Real World Battery Performance
But benchmarking gives only one view to the above assessment. To give you a more realistic understanding on how the Mi 3 fared under real world usage conditions, we included screenshots of the usage and history graphs based on our usage.
As seen from the graphs above, the Mi 3 could last about 18 hours before the battery dipped below 20% . Screen-on time is about 4 hours and 48 minutes. Some notes:
- The device logged onto the 3G network because the Mi 3 does not support 4G LTE connectivity and the SIM card used is a 3G SIM card.
- The device logged onto Wi-Fi connections from time to time.
- Our typical usage scenarios include making some voice calls, texting via WhatsApp, capturing some photos and sharing them on social networking sites, the occasional web browsing via Pulse News Reader and emailing.
Do note that battery mileage varies depending on your usage patterns. For us, the Mi 3 had no problems lasting through a day at work with enough battery juice to last till we plugged in the charger at night.
So does the Xiaomi Mi 3 has what it takes to take on the big boys? In our opinion, the Mi 3 does pose a strong challenge to all other brands and their offerings. Although top devices from Samsung, Sony, LG and more have other premium features that justify their price - be it in the form of software functionality, hardware features, to waterproof design and others - the Xiaomi Mi 3 offers great performance with all the required basic features and at a price point that's delectable. If you require even more out of your device, or just a more premium build, then you would have to look beyond the Xiaomi Mi 3 and consider other top tier offerings.
Aside from its lack of 4G LTE connectivity, no memory card slot and average battery performance, the Mi 3 is a great deal for consumers who want a smartphone with flagship specs without burning a hole in their pockets.
The Mi 3 may not have the premium build and finish of some Android flagship smartphones, but at its price point, it doesn't need to. Its build quality is nonetheless solid and provides good handling. The 5-inch Full-HD display is comparable to the competition, although its screen brightness can be better.
MIUI OS remains the key differentiator for the Mi 3; users have total control over how they want the interface to look and how the phone functions, and software updates are issued on a weekly or monthly basis. This is in stark contrast to the closed system approach of Apple and the OS fragmentation issues faced by other Android vendors.

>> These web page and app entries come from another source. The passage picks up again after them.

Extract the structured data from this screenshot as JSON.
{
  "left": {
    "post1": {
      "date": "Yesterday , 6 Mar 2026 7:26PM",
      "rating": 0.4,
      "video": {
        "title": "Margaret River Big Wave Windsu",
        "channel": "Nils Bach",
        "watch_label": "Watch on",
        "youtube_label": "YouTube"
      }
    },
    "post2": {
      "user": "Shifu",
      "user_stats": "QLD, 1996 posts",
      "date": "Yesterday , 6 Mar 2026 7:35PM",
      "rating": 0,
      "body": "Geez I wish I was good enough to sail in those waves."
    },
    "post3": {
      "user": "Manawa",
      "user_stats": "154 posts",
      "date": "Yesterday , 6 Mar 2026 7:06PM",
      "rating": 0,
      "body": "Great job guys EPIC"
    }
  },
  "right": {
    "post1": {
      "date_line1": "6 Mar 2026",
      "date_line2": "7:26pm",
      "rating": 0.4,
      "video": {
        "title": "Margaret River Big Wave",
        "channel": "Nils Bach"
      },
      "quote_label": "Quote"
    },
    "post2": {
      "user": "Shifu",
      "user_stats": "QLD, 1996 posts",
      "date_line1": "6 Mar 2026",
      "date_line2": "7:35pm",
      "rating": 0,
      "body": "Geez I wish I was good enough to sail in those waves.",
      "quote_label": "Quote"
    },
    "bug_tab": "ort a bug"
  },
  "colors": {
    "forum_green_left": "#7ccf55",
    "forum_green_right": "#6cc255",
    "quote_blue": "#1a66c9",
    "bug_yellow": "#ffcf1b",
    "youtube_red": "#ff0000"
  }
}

The Mi 3 (16GB) is available for purchase on Xiaomi's Singapore website tomorrow at 12 noon for S$419 (inclusive of GST and without line contract). At this price point, you would be hard pressed to find any compelling alternative in its category.
The US$349 LG Nexus 5 comes close, but you have to factor in additional costs such as shipping and the lack of warranty coverage. The Nexus 5 has speedy software updates and 4G LTE connectivity (for Japan, Australian and Hong Kong models) to its advantage though. Certain local retailers do carry stock of the phone and as seen here, for a S$550, you do get a phone of comparable performance, but it has 4G LTE support and wireless charging. However, the Nexus 5 doesn't have the ease of customization that the MIUI offers on the Mi 3 device. In our opinion, both devices offer equally good value and it depends what you require on your smartphone.
Another affordable 'flagship' model that you can consider is the Huawei Ascend P6, which boasts an ultra slim side profile of 6.18mm and has a full metal chassis. While its launch retail price is S$638, the street price is more affordable at S$489. Unfortunately, it loses out to the Mi 3 on several performance aspects and it only has a 720p display. Other than its sleek and nice build with microSD support, the Xiaomi Mi 3 offers a more compelling device - for less.
For those who are wondering whether Xiaomi Singapore will sell the 64GB model, it will not be available at launch. However, Hugo Barra did not rule of the possibility of bringing it in if there is sufficient demand.